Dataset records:

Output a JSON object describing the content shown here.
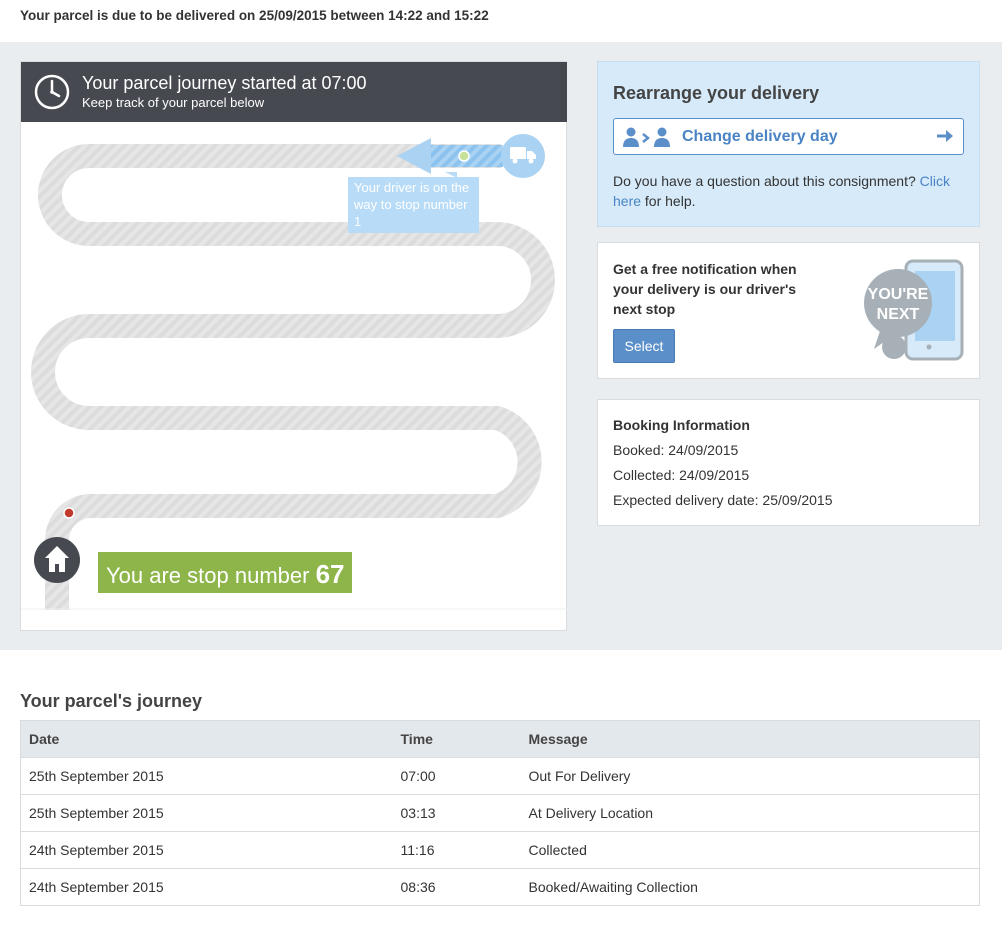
{
  "delivery_notice": "Your parcel is due to be delivered on 25/09/2015 between 14:22 and 15:22",
  "journey_card": {
    "title": "Your parcel journey started at 07:00",
    "subtitle": "Keep track of your parcel below",
    "driver_tip": "Your driver is on the way to stop number 1",
    "stop_prefix": "You are stop number",
    "stop_number": "67",
    "icons": [
      "clock-icon",
      "truck-icon",
      "home-icon"
    ]
  },
  "rearrange": {
    "title": "Rearrange your delivery",
    "button_label": "Change delivery day",
    "question_text": "Do you have a question about this consignment?",
    "link_text": "Click here",
    "question_suffix": "for help."
  },
  "notification": {
    "text": "Get a free notification when your delivery is our driver's next stop",
    "select_label": "Select",
    "badge_text_1": "YOU'RE",
    "badge_text_2": "NEXT"
  },
  "booking": {
    "title": "Booking Information",
    "booked": "Booked: 24/09/2015",
    "collected": "Collected: 24/09/2015",
    "expected": "Expected delivery date: 25/09/2015"
  },
  "journey_table": {
    "title": "Your parcel's journey",
    "headers": [
      "Date",
      "Time",
      "Message"
    ],
    "rows": [
      [
        "25th September 2015",
        "07:00",
        "Out For Delivery"
      ],
      [
        "25th September 2015",
        "03:13",
        "At Delivery Location"
      ],
      [
        "24th September 2015",
        "11:16",
        "Collected"
      ],
      [
        "24th September 2015",
        "08:36",
        "Booked/Awaiting Collection"
      ]
    ]
  },
  "colors": {
    "header_dark": "#464950",
    "panel_blue": "#d6eaf9",
    "accent_blue": "#5b8fc9",
    "stop_green": "#8db549",
    "band_grey": "#e9edf0"
  }
}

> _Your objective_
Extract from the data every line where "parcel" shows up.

> _Task answer_
  "delivery_notice": "Your parcel is due to be delivered on 25/09/2015 between 14:22 and 15:22",
    "title": "Your parcel journey started at 07:00",
    "subtitle": "Keep track of your parcel below",
    "title": "Your parcel's journey",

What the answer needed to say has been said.